"Jesus, Once of Humble Birth"

Jesus, once of humble birth,

Now in glory comes to earth.

Once he suffered grief and pain;

Now he comes on earth to reign.

Now he comes on earth to reign.

Once a meek and lowly Lamb,

Now the Lord, the great I Am.

Once upon the cross he bowed;

Now his chariot is the cloud.

Now his chariot is the cloud.

Once he groaned in blood and tears;

Now in glory he appears.

Once rejected by his own,

Now their King he shall be known.

Now their King he shall be known.

Once forsaken, left alone,

Now exalted to a throne.

Once all things he meekly bore,

But he now will bear no more.

But he now will bear no more.

"This is the wondrous and true story of Christmas. The birth of Jesus in Bethlehem of Judea is preface. The three-year ministry of the Master is prologue. The magnificent substance of the story is His sacrifice, the totally selfless act of dying in pain on the cross of Calvary to atone for the sins of all of us.

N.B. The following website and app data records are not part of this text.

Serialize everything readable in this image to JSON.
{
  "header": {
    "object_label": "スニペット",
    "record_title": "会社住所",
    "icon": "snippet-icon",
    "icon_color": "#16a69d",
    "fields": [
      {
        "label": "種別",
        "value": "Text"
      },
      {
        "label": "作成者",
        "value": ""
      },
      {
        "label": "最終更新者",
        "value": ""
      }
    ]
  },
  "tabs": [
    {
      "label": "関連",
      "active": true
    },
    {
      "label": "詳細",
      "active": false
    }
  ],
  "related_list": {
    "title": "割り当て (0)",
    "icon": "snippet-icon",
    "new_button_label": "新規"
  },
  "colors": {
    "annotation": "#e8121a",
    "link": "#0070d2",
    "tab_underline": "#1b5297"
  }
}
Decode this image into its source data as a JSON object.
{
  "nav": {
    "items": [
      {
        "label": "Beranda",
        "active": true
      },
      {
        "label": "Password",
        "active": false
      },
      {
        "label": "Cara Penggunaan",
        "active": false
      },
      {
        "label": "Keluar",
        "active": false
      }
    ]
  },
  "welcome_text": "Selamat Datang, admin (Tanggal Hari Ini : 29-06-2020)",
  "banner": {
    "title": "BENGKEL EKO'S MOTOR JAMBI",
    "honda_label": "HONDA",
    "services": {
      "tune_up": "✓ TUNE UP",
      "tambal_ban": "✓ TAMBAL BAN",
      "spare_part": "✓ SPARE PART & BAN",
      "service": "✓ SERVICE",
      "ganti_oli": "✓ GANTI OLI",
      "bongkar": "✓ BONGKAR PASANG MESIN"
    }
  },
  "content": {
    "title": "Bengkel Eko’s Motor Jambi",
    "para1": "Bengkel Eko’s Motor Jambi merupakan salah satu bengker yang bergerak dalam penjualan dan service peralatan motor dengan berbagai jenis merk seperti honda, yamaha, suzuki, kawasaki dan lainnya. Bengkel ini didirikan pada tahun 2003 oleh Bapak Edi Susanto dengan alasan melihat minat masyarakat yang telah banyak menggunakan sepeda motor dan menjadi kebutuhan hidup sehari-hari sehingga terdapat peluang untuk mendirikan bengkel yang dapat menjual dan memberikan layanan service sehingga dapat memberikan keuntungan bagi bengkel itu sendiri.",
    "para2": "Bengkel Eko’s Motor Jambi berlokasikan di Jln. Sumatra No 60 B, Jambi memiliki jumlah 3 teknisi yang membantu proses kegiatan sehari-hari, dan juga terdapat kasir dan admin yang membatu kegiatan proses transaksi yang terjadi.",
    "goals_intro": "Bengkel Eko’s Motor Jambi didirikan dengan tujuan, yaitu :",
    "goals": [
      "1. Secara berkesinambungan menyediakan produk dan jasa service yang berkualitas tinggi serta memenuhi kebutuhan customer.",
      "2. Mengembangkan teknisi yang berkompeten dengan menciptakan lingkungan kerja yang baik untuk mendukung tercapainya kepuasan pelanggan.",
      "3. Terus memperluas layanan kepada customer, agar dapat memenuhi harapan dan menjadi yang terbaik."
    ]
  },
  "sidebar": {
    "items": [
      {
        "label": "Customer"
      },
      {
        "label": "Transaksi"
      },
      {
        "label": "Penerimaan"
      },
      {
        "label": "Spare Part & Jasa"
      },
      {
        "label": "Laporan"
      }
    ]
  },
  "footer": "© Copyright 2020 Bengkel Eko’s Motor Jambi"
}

"The epilogue is the miracle of the Resurrection, bringing the assurance that ‘as in Adam all die, even so in Christ shall all be made alive’ (1 Cor. 15:22).

"There would be no Christmas if there had not been Easter. The babe Jesus of Bethlehem would be but another baby without the redeeming Christ of Gethsemane and Calvary, and the triumphant fact of the Resurrection."

President Gordon B. Hinckley

"The Wondrous and True Story of Christmas," Ensign, Dec. 2000, 2